The Chicago Board of Education met Wednesday and heard public comment on the issue. The board is expected to vote on the closures in February.
Jasmine Curtis, a senior at Lindblom Math and Science Academy, voiced her worry about a lack of resources for these neighborhood schools, taking aim at Mayor Rahm Emmanuel.
"First, he starves the school of the resources they need to be successful. Then he opens a new charter school in the area to siphon students away from their neglected neighborhood schools. After that, Rahm declares schools 'underutilized' and slates them for closure," she said.
This proposal to shut down Harper, Hope, Robeson and TEAM Englewood high schools in June 2018 is because of each school's under-enrollment. The money saved would be used to help create a new $85 million high school for the Englewood neighborhood, according to CPS.
However, the new school wouldn't be completed until fall 2019, which means approximately 330 students would have to find another school to attend next year.
In addition, the new school would start its first year with only freshman, which means that none of the students that would be moved next year would not have an opportunity to attend the new school.
Elected officials from Englewood also traveled to City Hall on Wednesday to protest prior to the Chicago Board of Education's meeting.
Some lawmakers voiced their outrage over the plan, saying the possible closings come at the expense of black and Latino children.

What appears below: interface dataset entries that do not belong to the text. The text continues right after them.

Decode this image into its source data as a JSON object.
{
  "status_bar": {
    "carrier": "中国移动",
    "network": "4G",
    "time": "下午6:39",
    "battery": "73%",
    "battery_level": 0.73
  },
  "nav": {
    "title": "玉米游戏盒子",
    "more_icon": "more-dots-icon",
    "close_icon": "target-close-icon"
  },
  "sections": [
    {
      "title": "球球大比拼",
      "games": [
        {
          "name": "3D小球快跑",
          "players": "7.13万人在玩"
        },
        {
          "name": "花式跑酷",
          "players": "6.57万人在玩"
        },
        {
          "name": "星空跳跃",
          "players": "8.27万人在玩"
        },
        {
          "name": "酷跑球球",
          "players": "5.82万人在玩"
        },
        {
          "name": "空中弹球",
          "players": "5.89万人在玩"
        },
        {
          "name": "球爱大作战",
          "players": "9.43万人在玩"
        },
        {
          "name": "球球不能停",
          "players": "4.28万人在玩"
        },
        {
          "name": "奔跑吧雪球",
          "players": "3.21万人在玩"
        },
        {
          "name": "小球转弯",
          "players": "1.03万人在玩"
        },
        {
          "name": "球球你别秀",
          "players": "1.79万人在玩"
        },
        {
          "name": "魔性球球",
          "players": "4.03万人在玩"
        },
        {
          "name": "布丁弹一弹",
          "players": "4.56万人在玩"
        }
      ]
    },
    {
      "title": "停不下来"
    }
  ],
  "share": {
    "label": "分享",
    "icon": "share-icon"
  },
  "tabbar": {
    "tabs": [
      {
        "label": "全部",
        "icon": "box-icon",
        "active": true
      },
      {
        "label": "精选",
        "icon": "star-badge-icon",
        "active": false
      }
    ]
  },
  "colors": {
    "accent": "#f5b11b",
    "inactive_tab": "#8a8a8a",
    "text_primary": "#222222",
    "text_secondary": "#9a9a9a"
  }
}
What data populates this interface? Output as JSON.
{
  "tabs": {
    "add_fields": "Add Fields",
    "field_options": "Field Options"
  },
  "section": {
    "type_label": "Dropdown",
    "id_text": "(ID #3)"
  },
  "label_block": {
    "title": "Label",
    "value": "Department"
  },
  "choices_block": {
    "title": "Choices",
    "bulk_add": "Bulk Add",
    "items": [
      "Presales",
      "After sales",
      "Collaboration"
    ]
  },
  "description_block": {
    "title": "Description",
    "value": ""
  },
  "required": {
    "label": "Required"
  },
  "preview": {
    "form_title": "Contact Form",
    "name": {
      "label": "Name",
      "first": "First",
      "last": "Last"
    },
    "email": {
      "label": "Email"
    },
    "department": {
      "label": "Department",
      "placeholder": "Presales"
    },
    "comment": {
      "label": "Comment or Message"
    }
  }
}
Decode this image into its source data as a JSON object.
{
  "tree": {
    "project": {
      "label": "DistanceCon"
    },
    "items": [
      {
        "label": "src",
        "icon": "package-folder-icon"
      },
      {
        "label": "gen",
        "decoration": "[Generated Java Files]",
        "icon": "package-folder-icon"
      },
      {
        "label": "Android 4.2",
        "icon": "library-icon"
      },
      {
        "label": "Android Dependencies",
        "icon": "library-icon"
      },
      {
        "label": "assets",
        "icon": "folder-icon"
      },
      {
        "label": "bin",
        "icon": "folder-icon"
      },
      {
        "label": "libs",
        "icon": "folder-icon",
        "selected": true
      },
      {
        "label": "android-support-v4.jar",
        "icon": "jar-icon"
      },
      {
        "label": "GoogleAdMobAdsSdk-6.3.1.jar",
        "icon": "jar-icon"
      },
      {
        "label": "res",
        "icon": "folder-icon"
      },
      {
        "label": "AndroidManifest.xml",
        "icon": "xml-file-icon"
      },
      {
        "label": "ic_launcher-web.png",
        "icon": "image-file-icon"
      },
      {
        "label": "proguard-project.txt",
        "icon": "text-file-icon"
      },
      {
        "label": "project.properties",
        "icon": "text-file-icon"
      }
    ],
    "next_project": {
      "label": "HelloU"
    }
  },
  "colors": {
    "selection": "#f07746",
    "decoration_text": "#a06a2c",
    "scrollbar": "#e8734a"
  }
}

"Low-income, black children continue to bear the brunt of CPS's failure with its reforms. It's long past time for CPS to become responsible by establishing a serious, long-term effort to evaluate programs based on scientific methods, evidence and sound educational services so that we stop damaging children," said state Sen. Jacqueline Collins, D-Chicago.